Dubravka Vejnović, Center for the Promotion of Science (CPN)

Ms Dubravka Vejnović is an expert associate at the Center for the Promotion of Science, Belgrade, Serbia and a PhD candidate in human genetics. She coordinates several EU funded projects and is very interested in bioethical issues. Ms Vejnovic is a secretary of Cambridge Working Group for Bioethical Education in Serbia.

How did you become involved with the SATORI project?

The Center for the Promotion of Science was the member of project’s consortium from the beginning of the project, since January 2014. At that time I was already working on several other projects. One of the first tasks in work package one was writing reports on ethical assessment in different scientific fields. CPN was involved in writing the report on genetics; so having in mind that I hold MSc degree in genetics my superiors asked me to join the team. Soon I become the project manager.

What is your role in the SATORI project?

My task is to coordinate project’s activities that involve the Center for the Promotion of Science. Our institution is involved in majority of work packages and we are the leader of WP 10 – Communications. Of course, I am not alone in this mission; I have several associates whose contribution is most valuable.

What would be the most desirable outcome of the project?
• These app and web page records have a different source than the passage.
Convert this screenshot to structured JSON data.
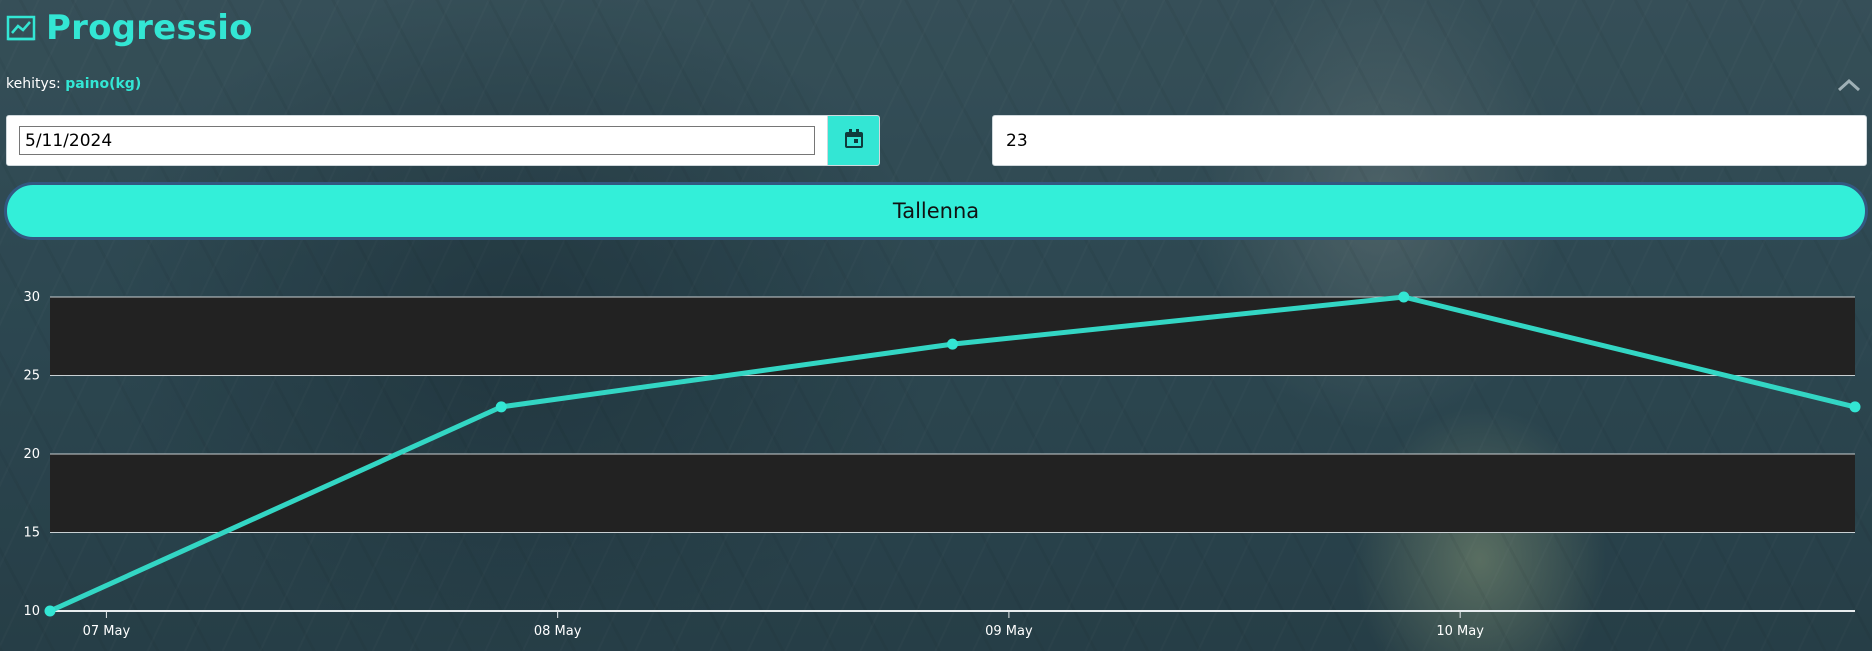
{
  "header": {
    "title": "Progressio",
    "icon": "chart-line-icon"
  },
  "metric": {
    "prefix": "kehitys:",
    "name": "paino(kg)"
  },
  "form": {
    "date_value": "5/11/2024",
    "value_input": "23",
    "save_label": "Tallenna"
  },
  "colors": {
    "accent": "#33e6d4",
    "button": "#33efd9",
    "band": "#222222"
  },
  "chart_data": {
    "type": "line",
    "title": "",
    "xlabel": "",
    "ylabel": "",
    "ylim": [
      10,
      30
    ],
    "yticks": [
      10,
      15,
      20,
      25,
      30
    ],
    "x": [
      "2024-05-06T21:00",
      "2024-05-07T21:00",
      "2024-05-08T21:00",
      "2024-05-09T21:00",
      "2024-05-10T21:00"
    ],
    "values": [
      10,
      23,
      27,
      30,
      23
    ],
    "xticks": [
      "07 May",
      "08 May",
      "09 May",
      "10 May"
    ],
    "grid": true,
    "legend": "none"
  }
}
Contrary to the rest of the partners in the consortium Serbia is not yet a full member of the EU and issues of ethics in research and innovation are just beginning to emerge on the agenda. In that perspective developing a common European framework for ethical assessment of R&I would be the most useful outcome of the project, as well as mutual learning workshops with various stakeholders.
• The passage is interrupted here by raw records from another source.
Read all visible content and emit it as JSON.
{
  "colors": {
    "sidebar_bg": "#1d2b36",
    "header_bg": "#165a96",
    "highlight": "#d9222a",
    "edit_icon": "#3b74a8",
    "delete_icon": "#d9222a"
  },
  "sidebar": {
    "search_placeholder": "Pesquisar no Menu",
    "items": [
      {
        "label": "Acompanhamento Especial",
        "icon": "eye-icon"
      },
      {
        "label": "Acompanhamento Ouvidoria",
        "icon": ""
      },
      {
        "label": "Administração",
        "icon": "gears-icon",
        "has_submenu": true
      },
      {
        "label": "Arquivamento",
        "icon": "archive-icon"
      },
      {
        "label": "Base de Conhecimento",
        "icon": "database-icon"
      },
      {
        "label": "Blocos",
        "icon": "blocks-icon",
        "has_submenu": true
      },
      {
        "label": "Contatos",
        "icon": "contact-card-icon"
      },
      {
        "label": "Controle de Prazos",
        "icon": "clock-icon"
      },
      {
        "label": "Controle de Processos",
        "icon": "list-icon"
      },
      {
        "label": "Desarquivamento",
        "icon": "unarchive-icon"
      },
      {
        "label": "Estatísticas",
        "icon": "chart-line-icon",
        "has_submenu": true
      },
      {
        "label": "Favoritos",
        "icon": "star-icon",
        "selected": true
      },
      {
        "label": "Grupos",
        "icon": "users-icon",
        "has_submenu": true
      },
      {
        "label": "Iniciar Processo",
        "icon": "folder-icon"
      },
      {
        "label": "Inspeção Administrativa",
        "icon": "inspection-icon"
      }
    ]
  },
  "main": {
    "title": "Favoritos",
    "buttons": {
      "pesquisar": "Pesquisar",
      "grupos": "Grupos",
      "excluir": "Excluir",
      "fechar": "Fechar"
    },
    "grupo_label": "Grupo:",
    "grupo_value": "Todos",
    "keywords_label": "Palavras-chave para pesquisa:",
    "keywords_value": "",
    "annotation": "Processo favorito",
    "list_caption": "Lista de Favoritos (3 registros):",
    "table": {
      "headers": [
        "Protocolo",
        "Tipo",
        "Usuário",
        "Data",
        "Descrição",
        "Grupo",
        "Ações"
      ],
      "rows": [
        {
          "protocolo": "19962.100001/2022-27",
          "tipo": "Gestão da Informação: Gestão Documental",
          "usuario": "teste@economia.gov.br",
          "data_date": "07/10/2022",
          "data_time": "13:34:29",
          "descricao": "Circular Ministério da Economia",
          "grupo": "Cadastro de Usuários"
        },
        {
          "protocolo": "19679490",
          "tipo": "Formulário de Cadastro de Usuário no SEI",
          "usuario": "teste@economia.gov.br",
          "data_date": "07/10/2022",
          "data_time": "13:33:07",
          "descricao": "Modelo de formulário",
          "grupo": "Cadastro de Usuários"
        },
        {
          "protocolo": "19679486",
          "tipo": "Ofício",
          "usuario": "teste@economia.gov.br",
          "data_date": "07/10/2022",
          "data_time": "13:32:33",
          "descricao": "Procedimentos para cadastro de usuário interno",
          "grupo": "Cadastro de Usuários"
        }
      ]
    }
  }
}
What would be most important contribution of the project to society? Why?

Our ambition is to identify, point out the problems which constrain ethics assessment in EU countries, but also in Serbia and finally to give recommendations of how to improve it. We believe that SATORI will make the biggest change in counties that recently started to recognise ethics assessment as inseparable part of research process and that we have a great potential of engaging different stakeholders.

What is the most challenging part of the project?
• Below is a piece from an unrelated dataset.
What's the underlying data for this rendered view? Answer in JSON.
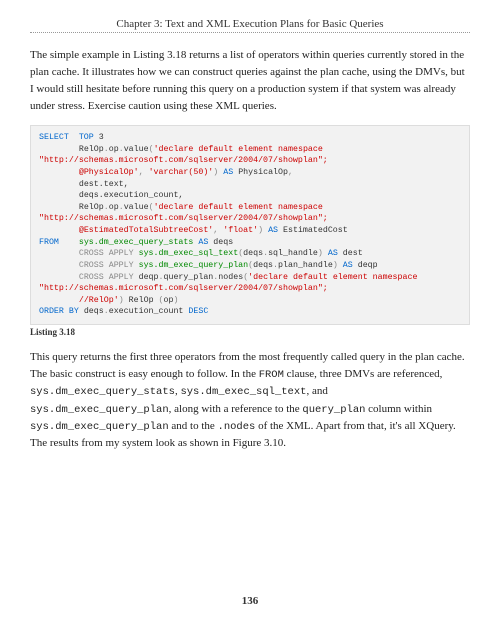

The most challenging part is consolidation of all scientific fields under one unique umbrella of standards and procedures for ethical assessment. That’s why project partners are working hard on the evaluation of standardisation potential as well as cost effectiveness of the nominated process.

How do you see mutual learning taking place in the SATORI project? What can you take with you home?

Mutual learning is a crucial part of the project. The goal of the mutual learning sessions is presenting ethics framework developed and getting feedback from participants that may be helpful in fine-tuning and implementing the framework at future occasions.